Bil’s rating (out of 5): BB.5. United Kingdom/Germany/Japan, 1997. Samuelson Productions, Dove International, NDF International, Pony Canyon, Pandora Films, Capitol Films, BBC Films, The Greenlight Fund. Screenplay by Julian Mitchell, based on the book by Richard Ellmann. Cinematography by Martin Fuhrer. Produced by Marc Samuelson, Peter Samuelson. Music by Debbie Wiseman. Production Design by Maria Djurkovic. Costume Design by Nic Ede. Film Editing by Michael Bradsell. Golden Globe Awards 1997.

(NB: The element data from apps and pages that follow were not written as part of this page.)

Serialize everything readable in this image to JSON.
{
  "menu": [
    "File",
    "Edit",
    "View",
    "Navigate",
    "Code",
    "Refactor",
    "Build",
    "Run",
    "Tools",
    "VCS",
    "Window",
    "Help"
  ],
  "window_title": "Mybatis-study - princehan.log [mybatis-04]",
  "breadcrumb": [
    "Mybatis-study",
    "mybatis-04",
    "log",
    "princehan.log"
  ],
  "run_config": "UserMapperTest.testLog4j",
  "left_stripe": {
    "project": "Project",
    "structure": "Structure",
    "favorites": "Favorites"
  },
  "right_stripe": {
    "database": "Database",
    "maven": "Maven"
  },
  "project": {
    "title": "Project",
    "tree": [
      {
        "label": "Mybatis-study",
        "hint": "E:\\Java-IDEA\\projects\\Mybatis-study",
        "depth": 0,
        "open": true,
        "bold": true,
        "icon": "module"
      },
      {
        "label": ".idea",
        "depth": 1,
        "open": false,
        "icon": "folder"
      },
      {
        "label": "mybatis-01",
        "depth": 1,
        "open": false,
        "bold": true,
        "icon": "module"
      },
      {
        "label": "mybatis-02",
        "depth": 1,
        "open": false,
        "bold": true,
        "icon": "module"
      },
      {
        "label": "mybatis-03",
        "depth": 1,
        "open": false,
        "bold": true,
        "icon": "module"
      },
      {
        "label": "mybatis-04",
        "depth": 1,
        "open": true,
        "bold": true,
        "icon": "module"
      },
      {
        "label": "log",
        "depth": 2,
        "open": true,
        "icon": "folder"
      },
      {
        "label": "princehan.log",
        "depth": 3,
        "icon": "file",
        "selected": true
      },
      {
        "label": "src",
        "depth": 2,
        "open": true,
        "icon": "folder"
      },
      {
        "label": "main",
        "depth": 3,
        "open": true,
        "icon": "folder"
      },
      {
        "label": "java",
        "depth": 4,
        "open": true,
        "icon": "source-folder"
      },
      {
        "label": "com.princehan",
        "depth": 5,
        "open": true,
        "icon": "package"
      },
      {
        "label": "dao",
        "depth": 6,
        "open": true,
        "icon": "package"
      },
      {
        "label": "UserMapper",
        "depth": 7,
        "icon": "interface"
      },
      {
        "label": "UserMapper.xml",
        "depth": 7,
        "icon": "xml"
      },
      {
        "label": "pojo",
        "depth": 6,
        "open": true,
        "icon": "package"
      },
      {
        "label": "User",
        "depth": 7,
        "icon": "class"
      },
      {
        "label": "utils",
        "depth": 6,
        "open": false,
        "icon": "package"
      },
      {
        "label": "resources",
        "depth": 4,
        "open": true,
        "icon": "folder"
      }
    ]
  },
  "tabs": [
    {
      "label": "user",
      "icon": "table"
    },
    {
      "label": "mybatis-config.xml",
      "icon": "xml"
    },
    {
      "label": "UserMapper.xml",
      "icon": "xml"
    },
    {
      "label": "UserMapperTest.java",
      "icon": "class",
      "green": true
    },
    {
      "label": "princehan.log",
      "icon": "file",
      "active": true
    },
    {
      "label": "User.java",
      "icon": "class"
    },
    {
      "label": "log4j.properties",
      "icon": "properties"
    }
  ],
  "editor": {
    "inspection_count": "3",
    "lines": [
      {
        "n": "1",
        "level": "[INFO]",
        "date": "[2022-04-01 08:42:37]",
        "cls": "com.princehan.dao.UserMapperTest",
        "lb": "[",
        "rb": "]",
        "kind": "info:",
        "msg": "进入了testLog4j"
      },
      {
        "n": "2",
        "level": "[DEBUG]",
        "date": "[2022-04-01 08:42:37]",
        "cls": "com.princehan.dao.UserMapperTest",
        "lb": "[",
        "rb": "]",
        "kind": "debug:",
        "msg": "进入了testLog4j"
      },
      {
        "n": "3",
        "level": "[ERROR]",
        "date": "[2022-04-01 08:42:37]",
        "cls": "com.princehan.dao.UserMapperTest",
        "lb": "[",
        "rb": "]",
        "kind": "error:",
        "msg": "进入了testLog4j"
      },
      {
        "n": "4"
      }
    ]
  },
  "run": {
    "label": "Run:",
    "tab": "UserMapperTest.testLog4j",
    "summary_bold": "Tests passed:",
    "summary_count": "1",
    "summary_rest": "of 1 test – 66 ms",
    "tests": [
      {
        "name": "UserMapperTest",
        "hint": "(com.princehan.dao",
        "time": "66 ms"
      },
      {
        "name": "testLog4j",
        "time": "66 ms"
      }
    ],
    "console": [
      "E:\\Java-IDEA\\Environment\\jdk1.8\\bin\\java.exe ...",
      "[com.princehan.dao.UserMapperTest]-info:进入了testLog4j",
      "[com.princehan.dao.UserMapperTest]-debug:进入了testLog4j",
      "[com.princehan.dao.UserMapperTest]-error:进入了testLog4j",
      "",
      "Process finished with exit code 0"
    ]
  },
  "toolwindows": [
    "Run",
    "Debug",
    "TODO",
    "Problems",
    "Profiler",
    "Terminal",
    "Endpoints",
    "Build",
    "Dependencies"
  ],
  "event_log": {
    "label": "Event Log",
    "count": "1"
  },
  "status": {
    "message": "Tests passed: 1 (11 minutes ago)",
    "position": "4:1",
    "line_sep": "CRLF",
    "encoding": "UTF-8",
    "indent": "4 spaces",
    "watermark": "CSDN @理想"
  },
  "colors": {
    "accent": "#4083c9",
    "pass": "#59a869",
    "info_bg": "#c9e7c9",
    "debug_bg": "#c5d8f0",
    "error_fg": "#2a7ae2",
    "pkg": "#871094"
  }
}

According to director Brian Gilbert, Oscar Wilde never had a normal moment in his life–everything he says or does in this film is always perfectly spoken, perfectly lit and moved about at the pace of an oil painting. While the graphic sexuality and forthright attitude of the characters involved makes for the most progressive view of Wilde seen or read yet, the movie’s slow tempo and melodramatic mood don’t do much to inspire you. Stephen Fry is dull and annoying in the lead, while Jude Law‘s performance as Wilde’s longtime lover Lord Alfred Douglas (“Bosie”) is a little overdone but much more effective. The best performances come from Jennifer Ehle as Wilde’s long-suffering wife (though the script has her saying trite and overwritten dialogue as if she never in her marriage once asked her husband if he wanted a cup of tea) and Vanessa Redgrave‘s too few moments as his dotty mother. Gilbert films underworld gay life in Victorian society like he was remaking Interview With The Vampire, and he never really tells us why this old dude who looks like Edith Evans borrowing Karen Carpenter’s hair can literally charm the pants off these hot young guys (I don’t care how successful his writing is); and speaking of hot young guys, there’s a wonderful little performance from a then little-known actor named Ioan Gruffudd. You’re better off watching a good adaptation of the world Wilde created (The Importance of Being Earnest, for example) rather than a boring recreation of the one he inhabited.